If Military Robots Are Really Going To Be A Thing, They Need To Have Morals
As I'm certain you're all well aware by now, there's recently been a concerted effort on the international stage to fight against 'killer robots' in the military; autonomous weapons platforms which can identify and attack human targets without requiring any sort of human intervention. It's not exactly difficult to see why such technology makes people nervous: the idea of a robot that can target and kill a person without guidance is a bit of a disturbing concept, which raises a number of troubling ethical and philosophical questions.
A lot of folks feel that there's really no compromise to be had here - either we rid ourselves of the murderous machines now, or we allow them to proliferate to the point that they basically become the new landmine. The United States Office Of Naval Research feels differently. They believe that the solution to the killer robot problem doesn't lie in disallowing them entirely - it lies in teaching them what to kill, and when.
In short, it lies in teaching them morality - which may well be the most human of all thought processes.
Given that robots are still a long ways away from being close to human, that doesn't exactly sound like an easy task, does it? How exactly does one teach a machine right from wrong? It can't simply be as easy as instilling in them Asimov's Three Laws of Robotics, can it?
In order to find out, the ONR will award $7.5 million in grant money to university researchers from Tufts, Brown, Yale, Georgetown, and Rensselaer Polytechnic Institute.
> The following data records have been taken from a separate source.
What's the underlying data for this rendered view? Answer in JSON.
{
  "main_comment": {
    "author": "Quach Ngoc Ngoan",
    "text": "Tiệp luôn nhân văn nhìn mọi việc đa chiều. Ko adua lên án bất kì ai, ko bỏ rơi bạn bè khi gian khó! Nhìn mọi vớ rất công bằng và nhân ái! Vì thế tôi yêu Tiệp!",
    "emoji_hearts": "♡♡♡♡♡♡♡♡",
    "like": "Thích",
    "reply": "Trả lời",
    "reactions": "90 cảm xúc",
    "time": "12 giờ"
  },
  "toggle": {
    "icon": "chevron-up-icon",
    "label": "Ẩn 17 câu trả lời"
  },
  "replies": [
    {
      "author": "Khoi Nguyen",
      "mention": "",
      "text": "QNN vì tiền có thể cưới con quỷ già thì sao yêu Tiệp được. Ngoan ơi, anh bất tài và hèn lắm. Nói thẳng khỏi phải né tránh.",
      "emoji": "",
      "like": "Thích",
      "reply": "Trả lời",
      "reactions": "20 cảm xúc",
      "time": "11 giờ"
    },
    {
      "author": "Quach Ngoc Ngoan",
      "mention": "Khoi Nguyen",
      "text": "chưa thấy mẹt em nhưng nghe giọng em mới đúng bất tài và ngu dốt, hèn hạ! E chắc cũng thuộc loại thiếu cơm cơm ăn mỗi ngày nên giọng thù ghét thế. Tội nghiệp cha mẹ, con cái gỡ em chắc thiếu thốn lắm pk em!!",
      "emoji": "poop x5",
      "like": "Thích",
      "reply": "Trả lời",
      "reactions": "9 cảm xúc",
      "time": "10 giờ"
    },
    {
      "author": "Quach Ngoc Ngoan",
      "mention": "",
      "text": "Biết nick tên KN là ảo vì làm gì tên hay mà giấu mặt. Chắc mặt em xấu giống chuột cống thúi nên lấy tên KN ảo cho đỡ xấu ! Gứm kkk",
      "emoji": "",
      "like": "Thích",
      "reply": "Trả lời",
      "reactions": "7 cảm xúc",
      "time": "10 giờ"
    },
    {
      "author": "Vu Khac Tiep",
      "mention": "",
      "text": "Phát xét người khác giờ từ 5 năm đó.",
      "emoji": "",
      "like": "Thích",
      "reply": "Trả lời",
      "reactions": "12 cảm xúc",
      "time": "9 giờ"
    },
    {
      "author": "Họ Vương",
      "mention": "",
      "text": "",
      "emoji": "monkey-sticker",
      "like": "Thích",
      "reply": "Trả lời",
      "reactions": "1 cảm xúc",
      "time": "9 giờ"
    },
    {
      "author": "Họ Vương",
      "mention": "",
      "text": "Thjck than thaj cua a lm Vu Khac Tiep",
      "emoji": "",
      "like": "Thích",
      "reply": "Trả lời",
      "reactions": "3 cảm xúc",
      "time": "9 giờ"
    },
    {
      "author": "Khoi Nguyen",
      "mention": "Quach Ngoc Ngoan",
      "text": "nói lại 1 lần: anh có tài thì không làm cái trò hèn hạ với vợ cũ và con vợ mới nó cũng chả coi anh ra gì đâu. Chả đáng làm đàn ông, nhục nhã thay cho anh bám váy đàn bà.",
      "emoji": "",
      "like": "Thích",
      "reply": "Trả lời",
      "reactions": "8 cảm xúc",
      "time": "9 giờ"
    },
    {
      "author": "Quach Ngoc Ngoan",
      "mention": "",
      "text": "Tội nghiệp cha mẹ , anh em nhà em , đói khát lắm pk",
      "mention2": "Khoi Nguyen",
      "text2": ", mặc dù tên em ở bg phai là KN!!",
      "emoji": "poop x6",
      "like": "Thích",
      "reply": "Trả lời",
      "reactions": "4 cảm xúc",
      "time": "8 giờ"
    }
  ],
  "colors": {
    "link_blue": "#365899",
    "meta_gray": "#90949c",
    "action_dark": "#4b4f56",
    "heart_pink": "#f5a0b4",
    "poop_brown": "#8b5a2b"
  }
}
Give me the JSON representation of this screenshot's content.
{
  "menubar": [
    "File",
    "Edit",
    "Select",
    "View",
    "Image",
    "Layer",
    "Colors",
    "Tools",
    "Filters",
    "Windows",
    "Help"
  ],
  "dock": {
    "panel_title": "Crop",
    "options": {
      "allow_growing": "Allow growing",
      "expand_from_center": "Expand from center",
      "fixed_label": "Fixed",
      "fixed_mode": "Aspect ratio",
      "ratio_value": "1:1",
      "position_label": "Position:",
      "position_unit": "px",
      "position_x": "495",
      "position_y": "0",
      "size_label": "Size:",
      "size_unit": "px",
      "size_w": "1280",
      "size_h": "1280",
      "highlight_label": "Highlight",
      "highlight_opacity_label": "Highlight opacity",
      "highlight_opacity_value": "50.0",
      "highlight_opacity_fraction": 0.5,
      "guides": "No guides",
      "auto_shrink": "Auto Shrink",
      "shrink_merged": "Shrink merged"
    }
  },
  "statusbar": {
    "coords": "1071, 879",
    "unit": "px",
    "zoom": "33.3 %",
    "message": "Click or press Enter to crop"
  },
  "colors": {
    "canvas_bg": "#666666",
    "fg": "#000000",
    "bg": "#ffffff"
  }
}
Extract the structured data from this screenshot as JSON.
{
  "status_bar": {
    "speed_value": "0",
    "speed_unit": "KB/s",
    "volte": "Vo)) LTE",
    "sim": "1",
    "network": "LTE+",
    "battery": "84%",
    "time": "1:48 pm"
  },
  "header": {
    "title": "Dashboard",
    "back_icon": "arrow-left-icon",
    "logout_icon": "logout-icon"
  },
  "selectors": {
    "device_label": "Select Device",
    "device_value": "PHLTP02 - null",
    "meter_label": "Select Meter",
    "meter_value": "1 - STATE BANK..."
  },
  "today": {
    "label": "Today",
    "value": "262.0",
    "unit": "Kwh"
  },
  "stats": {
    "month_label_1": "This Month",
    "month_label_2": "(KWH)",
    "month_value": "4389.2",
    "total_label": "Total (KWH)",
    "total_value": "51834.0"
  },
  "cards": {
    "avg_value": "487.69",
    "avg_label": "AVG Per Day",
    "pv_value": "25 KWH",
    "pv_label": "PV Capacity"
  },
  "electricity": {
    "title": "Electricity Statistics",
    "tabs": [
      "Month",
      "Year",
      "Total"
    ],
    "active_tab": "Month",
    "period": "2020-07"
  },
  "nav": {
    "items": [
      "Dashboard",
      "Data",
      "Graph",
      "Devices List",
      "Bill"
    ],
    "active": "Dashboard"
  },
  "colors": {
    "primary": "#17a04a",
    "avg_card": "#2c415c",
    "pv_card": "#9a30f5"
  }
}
Researchers from all of these institutions will be looking into how they can build a sense of right and wrong into autonomous robots; how they can teach robots to consider the consequences of their actions.
"Even though today's unmanned systems are ‘dumb' in comparison to a human counterpart, strides are being made quickly to incorporate more automation at a faster pace than we've seen before," explained ONR Director of Cognitive Science Paul Bello to Defense One. "For example, Google's self-driving cars are legal and in-use in several states at this point. As researchers, we are playing catch-up trying to figure out the ethical and legal implications. We do not want to be caught similarly flat-footed in any kind of military domain where lives are at stake."
Currently, the United States military has a full prohibition on lethal automatons, and even semi-autonomous robots are restricted from selecting or engaging any targets not previously rung through by a human operator. What that means is that if the human operator is cut off, the robots will simply...cease in their duties. Of course, problems of morality extend far beyond the battlefield, Bello continued.
"Even if such systems aren't armed, they may still be forced to make moral decisions," explained Bello. A rescue bot, for example, might be forced to decide who needs to be evacuated first, while a medical robot may need to choose between two patients. Without moral reasoning, these machines can't be expected to make such decisions.
But...how is it even possible to code something like morality? After all, we haven't even gotten emotions down. What we see our robots expressing isn't real - it's a facsimile, an approximation of the real thing.
In short, moral agency is one of the most fundamental elements of the human experience, and robots are still struggling with the ability to feel and think on their own. How can they be expected to understand ethics? According to Yale Technology And Ethics Study Group Chair Wendell Wallach, the first step is to approach the problem with a moral framework.
"There's operational morality, functional morality, and full moral agency," he explained. "Operational morality is what you already get when the operator can discern all the situations that the robot may come under and program in appropriate responses... Functional morality is where the robot starts to move into situations where the operator can't always predict what [the robot] will encounter and [the robot] will need to bring some form of ethical reasoning to bear."
It won't be that easy, naturally - agency isn't really something you can just 'program.' It requires an understanding of the people around you. It requires a knowledge of what it means to suffer. It requires the capacity to genuinely care, and that's something which robots aren't going to have for a very, very long time.
Still, once we finally do code morality and empathy into our machines - I'm of the belief that it'll happen eventually, we just need a sufficiently unhinged eccentric genius to bring it about - they might actually become better at making ethical choices than humans. Scary thought, isn't it? What happens when our robots are better at being human than we are?